The debate over military amphibious landings at Makua Beach may be renewed in six months when another group of Marines stops in Oahu for training.
Marines may yet use Makua Beach
for training in the future
Adm. Joseph W. Prueher, commander in chief of the U.S. Pacific Command, Friday moved a planned Sept. 4 amphibious landing at Makua Beach to Bellows Air Force Station, saying the move would balance community concerns with military training requirements.
This decision does not rule out future use of Makua Beach for amphibious operations, said Air Force Col. Thomas J. Boyd, spokesman for the U.S. Pacific Command.
We will, for consideration of future operations, work with community leaders and state officials in assessing the cultural, religious and environmental concerns that the community has brought up.
Boyd said Marine Expeditionary Units deployed to locations such as the Indian Ocean and Persian Gulf are switched every six months, with Marines routinely stopping in Hawaii for refresher training. Brig. Gen. Chip Parker of Marine Forces Pacific said these units are key to ensuring peace worldwide and have saved lives.
Prueher said his meeting Wednesday with Waianae residents and Gov. Ben Cayetano convinced him further study is needed before any large-scale amphibious operation at Makua.
Former health care executive and consultant Henry Hank Blakley has admitted being part of a conspiracy between 1993 and 1995 to launder drug proceeds into a company he headed along with former state House Speaker Daniel Kihano.
Health exec admits
Assistant U.S. Attorney Marshall Silverberg said Blakley took the drug funds while desperately trying to salvage the bid by Hale Nani Partners to build a proposed $5 million outpatient surgery center on Maui.
Kihano has not been charged with any role in the conspiracy but was indicted last year on unrelated federal charges of mail and wire fraud, money laundering, filing a false tax return and obstruction of justice, stemming from an alleged misuse of campaign funds while serving in the Legislature.
Silverberg told the court most of the drug funds came from John Hollywood John Bowley, who was later convicted of supplying drugs to a network headed by Frank Moon.
Blakley had been scheduled to begin trial on the charges in less than two weeks and decided to plead guilty just a few days ago, Silverberg said.
Blakley entered guilty pleas before U.S. District Judge David Ezra Friday to one count of conspiracy and four counts of money laundering.

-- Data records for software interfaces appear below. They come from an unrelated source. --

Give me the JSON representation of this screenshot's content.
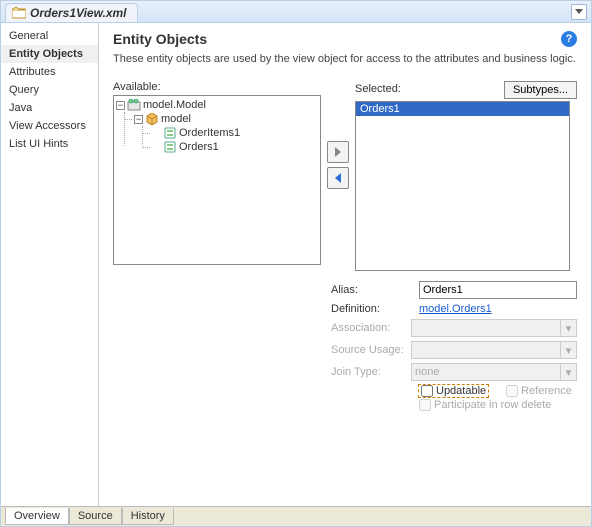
{
  "title": "Orders1View.xml",
  "sidebar": {
    "items": [
      {
        "label": "General"
      },
      {
        "label": "Entity Objects"
      },
      {
        "label": "Attributes"
      },
      {
        "label": "Query"
      },
      {
        "label": "Java"
      },
      {
        "label": "View Accessors"
      },
      {
        "label": "List UI Hints"
      }
    ],
    "active": "Entity Objects"
  },
  "main": {
    "heading": "Entity Objects",
    "description": "These entity objects are used by the view object for access to the attributes and business logic.",
    "available_label": "Available:",
    "selected_label": "Selected:",
    "subtypes_label": "Subtypes...",
    "tree": {
      "root": "model.Model",
      "pkg": "model",
      "items": [
        "OrderItems1",
        "Orders1"
      ]
    },
    "selected_items": [
      "Orders1"
    ]
  },
  "form": {
    "alias_label": "Alias:",
    "alias_value": "Orders1",
    "definition_label": "Definition:",
    "definition_value": "model.Orders1",
    "association_label": "Association:",
    "association_value": "",
    "source_usage_label": "Source Usage:",
    "source_usage_value": "",
    "join_type_label": "Join Type:",
    "join_type_value": "none",
    "updatable_label": "Updatable",
    "reference_label": "Reference",
    "participate_label": "Participate in row delete"
  },
  "bottom_tabs": [
    "Overview",
    "Source",
    "History"
  ]
}
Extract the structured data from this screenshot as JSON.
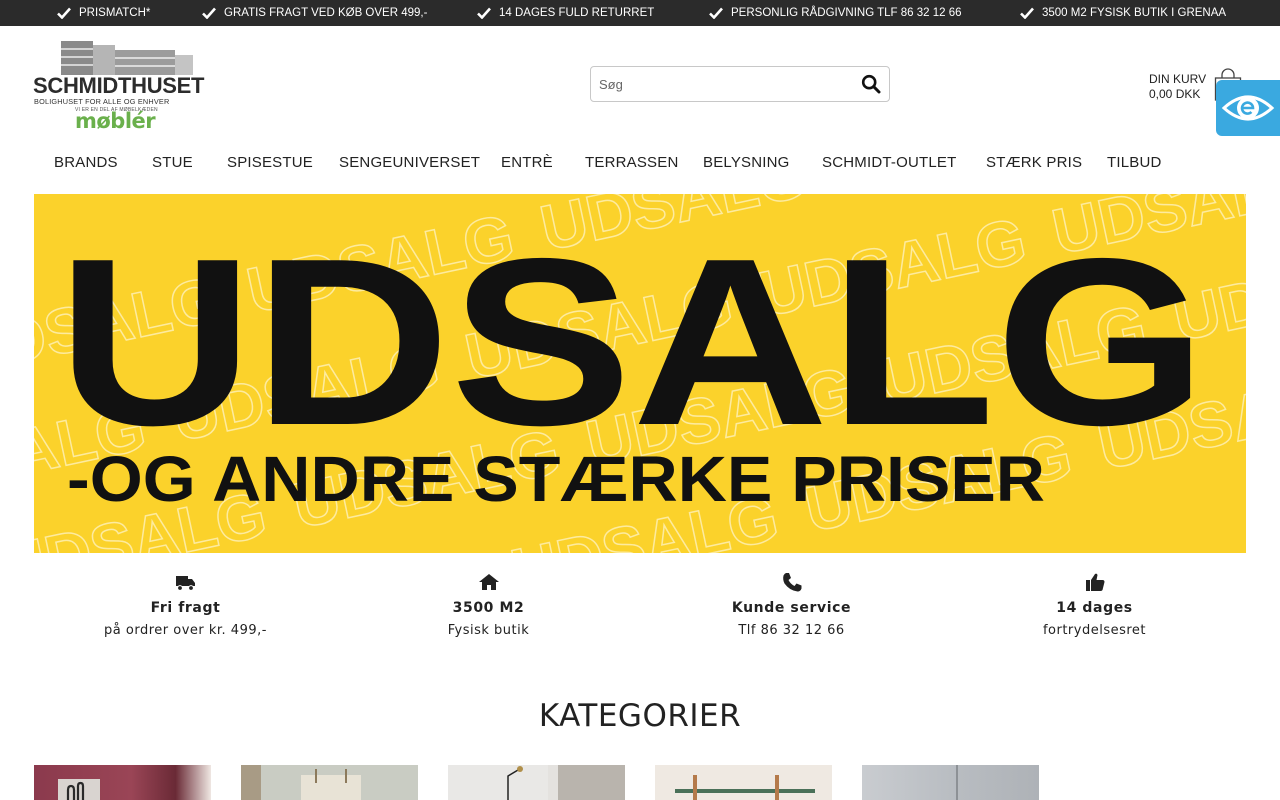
{
  "topbar": {
    "items": [
      "PRISMATCH*",
      "GRATIS FRAGT VED KØB OVER 499,-",
      "14 DAGES FULD RETURRET",
      "PERSONLIG RÅDGIVNING TLF 86 32 12 66",
      "3500 M2 FYSISK BUTIK I GRENAA"
    ]
  },
  "logo": {
    "name": "SCHMIDTHUSET",
    "tagline": "BOLIGHUSET FOR ALLE OG ENHVER",
    "chain": "VI ER EN DEL AF MØBELKÆDEN",
    "partner": "møblér"
  },
  "search": {
    "placeholder": "Søg",
    "icon": "search-icon"
  },
  "cart": {
    "label": "DIN KURV",
    "amount": "0,00",
    "currency": "DKK",
    "icon": "shopping-bag-icon"
  },
  "accessibility": {
    "icon": "eye-icon",
    "color": "#3aa9e0"
  },
  "nav": {
    "items": [
      "BRANDS",
      "STUE",
      "SPISESTUE",
      "SENGEUNIVERSET",
      "ENTRÈ",
      "TERRASSEN",
      "BELYSNING",
      "SCHMIDT-OUTLET",
      "STÆRK PRIS",
      "TILBUD"
    ]
  },
  "hero": {
    "headline": "UDSALG",
    "subline": "-OG ANDRE STÆRKE PRISER",
    "background_color": "#fbd22b"
  },
  "usps": [
    {
      "icon": "truck-icon",
      "title": "Fri fragt",
      "sub": "på ordrer over kr. 499,-"
    },
    {
      "icon": "home-icon",
      "title": "3500 M2",
      "sub": "Fysisk butik"
    },
    {
      "icon": "phone-icon",
      "title": "Kunde service",
      "sub": "Tlf 86 32 12 66"
    },
    {
      "icon": "thumbs-up-icon",
      "title": "14 dages",
      "sub": "fortrydelsesret"
    }
  ],
  "categories": {
    "heading": "KATEGORIER"
  },
  "colors": {
    "topbar": "#2b2b2b",
    "text": "#222222",
    "accent_green": "#6ab04c"
  }
}
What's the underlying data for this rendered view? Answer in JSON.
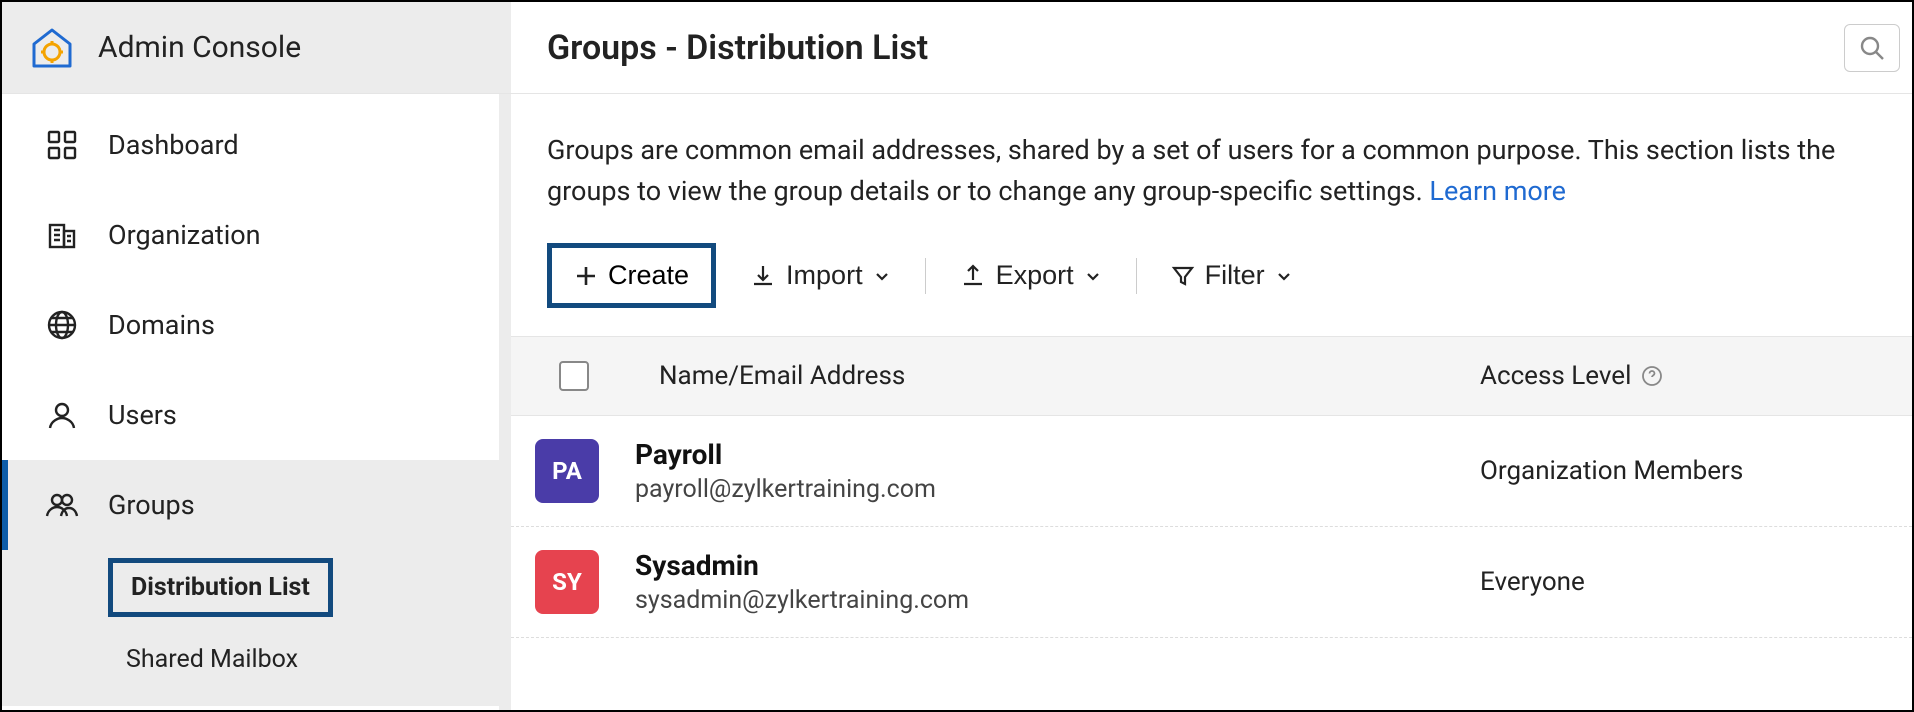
{
  "sidebar": {
    "title": "Admin Console",
    "items": [
      {
        "label": "Dashboard"
      },
      {
        "label": "Organization"
      },
      {
        "label": "Domains"
      },
      {
        "label": "Users"
      },
      {
        "label": "Groups",
        "active": true,
        "sub": [
          {
            "label": "Distribution List",
            "highlighted": true
          },
          {
            "label": "Shared Mailbox"
          }
        ]
      }
    ]
  },
  "header": {
    "title": "Groups - Distribution List"
  },
  "description": {
    "text": "Groups are common email addresses, shared by a set of users for a common purpose. This section lists the groups to view the group details or to change any group-specific settings.  ",
    "learn_more": "Learn more"
  },
  "toolbar": {
    "create_label": "Create",
    "import_label": "Import",
    "export_label": "Export",
    "filter_label": "Filter"
  },
  "table": {
    "headers": {
      "name": "Name/Email Address",
      "access": "Access Level"
    },
    "rows": [
      {
        "initials": "PA",
        "name": "Payroll",
        "email": "payroll@zylkertraining.com",
        "access": "Organization Members",
        "color": "#4a3ca8"
      },
      {
        "initials": "SY",
        "name": "Sysadmin",
        "email": "sysadmin@zylkertraining.com",
        "access": "Everyone",
        "color": "#e6434f"
      }
    ]
  }
}
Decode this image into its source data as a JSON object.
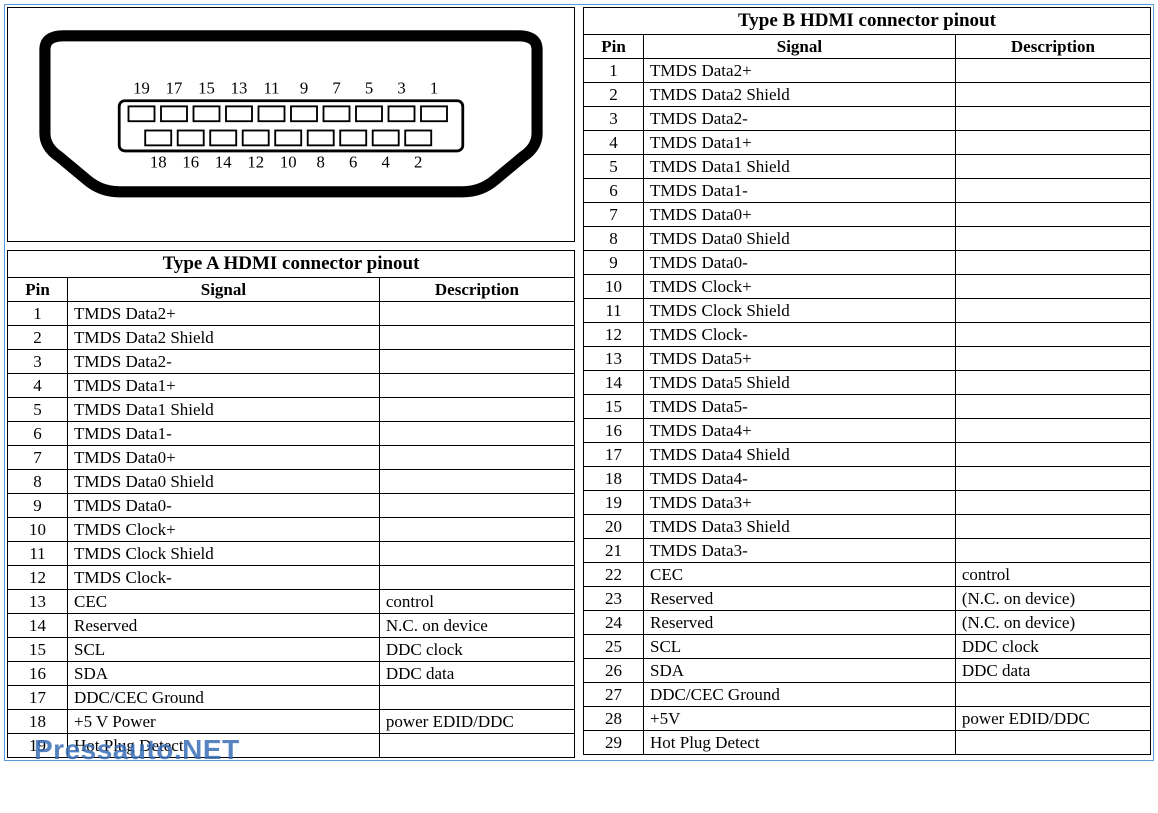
{
  "watermark": "Pressauto.NET",
  "connector": {
    "top_labels": [
      "19",
      "17",
      "15",
      "13",
      "11",
      "9",
      "7",
      "5",
      "3",
      "1"
    ],
    "bottom_labels": [
      "18",
      "16",
      "14",
      "12",
      "10",
      "8",
      "6",
      "4",
      "2"
    ]
  },
  "tableA": {
    "title": "Type A HDMI connector pinout",
    "headers": {
      "pin": "Pin",
      "signal": "Signal",
      "description": "Description"
    },
    "rows": [
      {
        "pin": "1",
        "signal": "TMDS Data2+",
        "desc": ""
      },
      {
        "pin": "2",
        "signal": "TMDS Data2 Shield",
        "desc": ""
      },
      {
        "pin": "3",
        "signal": "TMDS Data2-",
        "desc": ""
      },
      {
        "pin": "4",
        "signal": "TMDS Data1+",
        "desc": ""
      },
      {
        "pin": "5",
        "signal": "TMDS Data1 Shield",
        "desc": ""
      },
      {
        "pin": "6",
        "signal": "TMDS Data1-",
        "desc": ""
      },
      {
        "pin": "7",
        "signal": "TMDS Data0+",
        "desc": ""
      },
      {
        "pin": "8",
        "signal": "TMDS Data0 Shield",
        "desc": ""
      },
      {
        "pin": "9",
        "signal": "TMDS Data0-",
        "desc": ""
      },
      {
        "pin": "10",
        "signal": "TMDS Clock+",
        "desc": ""
      },
      {
        "pin": "11",
        "signal": "TMDS Clock Shield",
        "desc": ""
      },
      {
        "pin": "12",
        "signal": "TMDS Clock-",
        "desc": ""
      },
      {
        "pin": "13",
        "signal": "CEC",
        "desc": "control"
      },
      {
        "pin": "14",
        "signal": "Reserved",
        "desc": "N.C. on device"
      },
      {
        "pin": "15",
        "signal": "SCL",
        "desc": "DDC clock"
      },
      {
        "pin": "16",
        "signal": "SDA",
        "desc": "DDC data"
      },
      {
        "pin": "17",
        "signal": "DDC/CEC Ground",
        "desc": ""
      },
      {
        "pin": "18",
        "signal": "+5 V Power",
        "desc": "power EDID/DDC"
      },
      {
        "pin": "19",
        "signal": "Hot Plug Detect",
        "desc": ""
      }
    ]
  },
  "tableB": {
    "title": "Type B HDMI connector pinout",
    "headers": {
      "pin": "Pin",
      "signal": "Signal",
      "description": "Description"
    },
    "rows": [
      {
        "pin": "1",
        "signal": "TMDS Data2+",
        "desc": ""
      },
      {
        "pin": "2",
        "signal": "TMDS Data2 Shield",
        "desc": ""
      },
      {
        "pin": "3",
        "signal": "TMDS Data2-",
        "desc": ""
      },
      {
        "pin": "4",
        "signal": "TMDS Data1+",
        "desc": ""
      },
      {
        "pin": "5",
        "signal": "TMDS Data1 Shield",
        "desc": ""
      },
      {
        "pin": "6",
        "signal": "TMDS Data1-",
        "desc": ""
      },
      {
        "pin": "7",
        "signal": "TMDS Data0+",
        "desc": ""
      },
      {
        "pin": "8",
        "signal": "TMDS Data0 Shield",
        "desc": ""
      },
      {
        "pin": "9",
        "signal": "TMDS Data0-",
        "desc": ""
      },
      {
        "pin": "10",
        "signal": "TMDS Clock+",
        "desc": ""
      },
      {
        "pin": "11",
        "signal": "TMDS Clock Shield",
        "desc": ""
      },
      {
        "pin": "12",
        "signal": "TMDS Clock-",
        "desc": ""
      },
      {
        "pin": "13",
        "signal": "TMDS Data5+",
        "desc": ""
      },
      {
        "pin": "14",
        "signal": "TMDS Data5 Shield",
        "desc": ""
      },
      {
        "pin": "15",
        "signal": "TMDS Data5-",
        "desc": ""
      },
      {
        "pin": "16",
        "signal": "TMDS Data4+",
        "desc": ""
      },
      {
        "pin": "17",
        "signal": "TMDS Data4 Shield",
        "desc": ""
      },
      {
        "pin": "18",
        "signal": "TMDS Data4-",
        "desc": ""
      },
      {
        "pin": "19",
        "signal": "TMDS Data3+",
        "desc": ""
      },
      {
        "pin": "20",
        "signal": "TMDS Data3 Shield",
        "desc": ""
      },
      {
        "pin": "21",
        "signal": "TMDS Data3-",
        "desc": ""
      },
      {
        "pin": "22",
        "signal": "CEC",
        "desc": "control"
      },
      {
        "pin": "23",
        "signal": "Reserved",
        "desc": "(N.C. on device)"
      },
      {
        "pin": "24",
        "signal": "Reserved",
        "desc": "(N.C. on device)"
      },
      {
        "pin": "25",
        "signal": "SCL",
        "desc": "DDC clock"
      },
      {
        "pin": "26",
        "signal": "SDA",
        "desc": "DDC data"
      },
      {
        "pin": "27",
        "signal": "DDC/CEC Ground",
        "desc": ""
      },
      {
        "pin": "28",
        "signal": "+5V",
        "desc": "power EDID/DDC"
      },
      {
        "pin": "29",
        "signal": "Hot Plug Detect",
        "desc": ""
      }
    ]
  }
}
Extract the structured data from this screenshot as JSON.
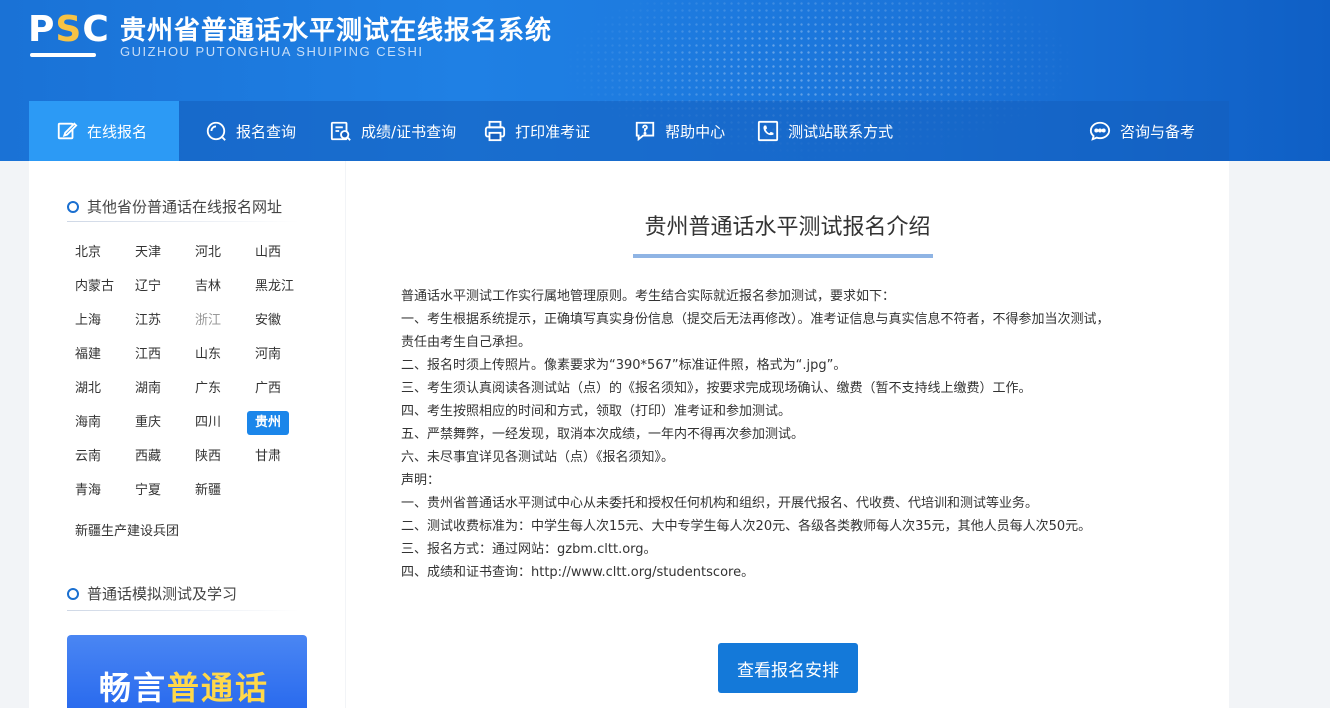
{
  "header": {
    "logo_text_p": "P",
    "logo_text_s": "S",
    "logo_text_c": "C",
    "title_cn": "贵州省普通话水平测试在线报名系统",
    "title_en": "GUIZHOU PUTONGHUA SHUIPING CESHI"
  },
  "nav": {
    "items": [
      {
        "label": "在线报名",
        "icon": "edit-icon",
        "active": true
      },
      {
        "label": "报名查询",
        "icon": "search-icon"
      },
      {
        "label": "成绩/证书查询",
        "icon": "certificate-search-icon"
      },
      {
        "label": "打印准考证",
        "icon": "printer-icon"
      },
      {
        "label": "帮助中心",
        "icon": "help-icon"
      },
      {
        "label": "测试站联系方式",
        "icon": "phone-icon"
      }
    ],
    "right": {
      "label": "咨询与备考",
      "icon": "chat-icon"
    }
  },
  "sidebar": {
    "provinces_title": "其他省份普通话在线报名网址",
    "provinces": [
      [
        "北京",
        "天津",
        "河北",
        "山西"
      ],
      [
        "内蒙古",
        "辽宁",
        "吉林",
        "黑龙江"
      ],
      [
        "上海",
        "江苏",
        "浙江",
        "安徽"
      ],
      [
        "福建",
        "江西",
        "山东",
        "河南"
      ],
      [
        "湖北",
        "湖南",
        "广东",
        "广西"
      ],
      [
        "海南",
        "重庆",
        "四川",
        "贵州"
      ],
      [
        "云南",
        "西藏",
        "陕西",
        "甘肃"
      ],
      [
        "青海",
        "宁夏",
        "新疆"
      ]
    ],
    "province_extra": "新疆生产建设兵团",
    "active_province": "贵州",
    "muted_province": "浙江",
    "practice_title": "普通话模拟测试及学习",
    "banner_text_white": "畅言",
    "banner_text_yellow": "普通话"
  },
  "main": {
    "title": "贵州普通话水平测试报名介绍",
    "paragraphs": [
      "普通话水平测试工作实行属地管理原则。考生结合实际就近报名参加测试，要求如下：",
      "一、考生根据系统提示，正确填写真实身份信息（提交后无法再修改）。准考证信息与真实信息不符者，不得参加当次测试，",
      "责任由考生自己承担。",
      "二、报名时须上传照片。像素要求为“390*567”标准证件照，格式为“.jpg”。",
      "三、考生须认真阅读各测试站（点）的《报名须知》，按要求完成现场确认、缴费（暂不支持线上缴费）工作。",
      "四、考生按照相应的时间和方式，领取（打印）准考证和参加测试。",
      "五、严禁舞弊，一经发现，取消本次成绩，一年内不得再次参加测试。",
      "六、未尽事宜详见各测试站（点）《报名须知》。",
      "声明：",
      "一、贵州省普通话水平测试中心从未委托和授权任何机构和组织，开展代报名、代收费、代培训和测试等业务。",
      "二、测试收费标准为：中学生每人次15元、大中专学生每人次20元、各级各类教师每人次35元，其他人员每人次50元。",
      "三、报名方式：通过网站：gzbm.cltt.org。",
      "四、成绩和证书查询：http://www.cltt.org/studentscore。"
    ],
    "button_label": "查看报名安排"
  },
  "colors": {
    "brand_blue": "#1479d9",
    "nav_active": "#2c9af5",
    "accent_yellow": "#f6c244"
  }
}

Blakley agreed to forfeit his interest in the project, including all stock in the company, any outstanding compensation, and any remaining portion of the $410,000 in drug proceeds that he received.
One person was killed and three others injured Friday night when the sports utility vehicle they were in struck a guardrail, flipped over and skidded about 800 feet on the H-1 freeway near the Waikele offramp.
One dead, three hurt
in crash on H-1
Three of the four people, including a young woman who was pronounced dead at the scene, were ejected from the vehicle at different locations as it skidded along the roadway on its roof.
An 18-year-old girl and a 17-year-old boy were taken to Queens Hospital where the girl was in critical condition. The boy was in fair condition.
Another boy, 17, was treated for injuries at St. Francis-West Hospital and released.
Speed appears to be a contributing factor, says police vehicular homicide investigator Sgt. James Addison.
The accident was reported at 6:27 p.m. and closed a section of the H-1 freeway to eastbound traffic from the Kunia on-ramp for several hours.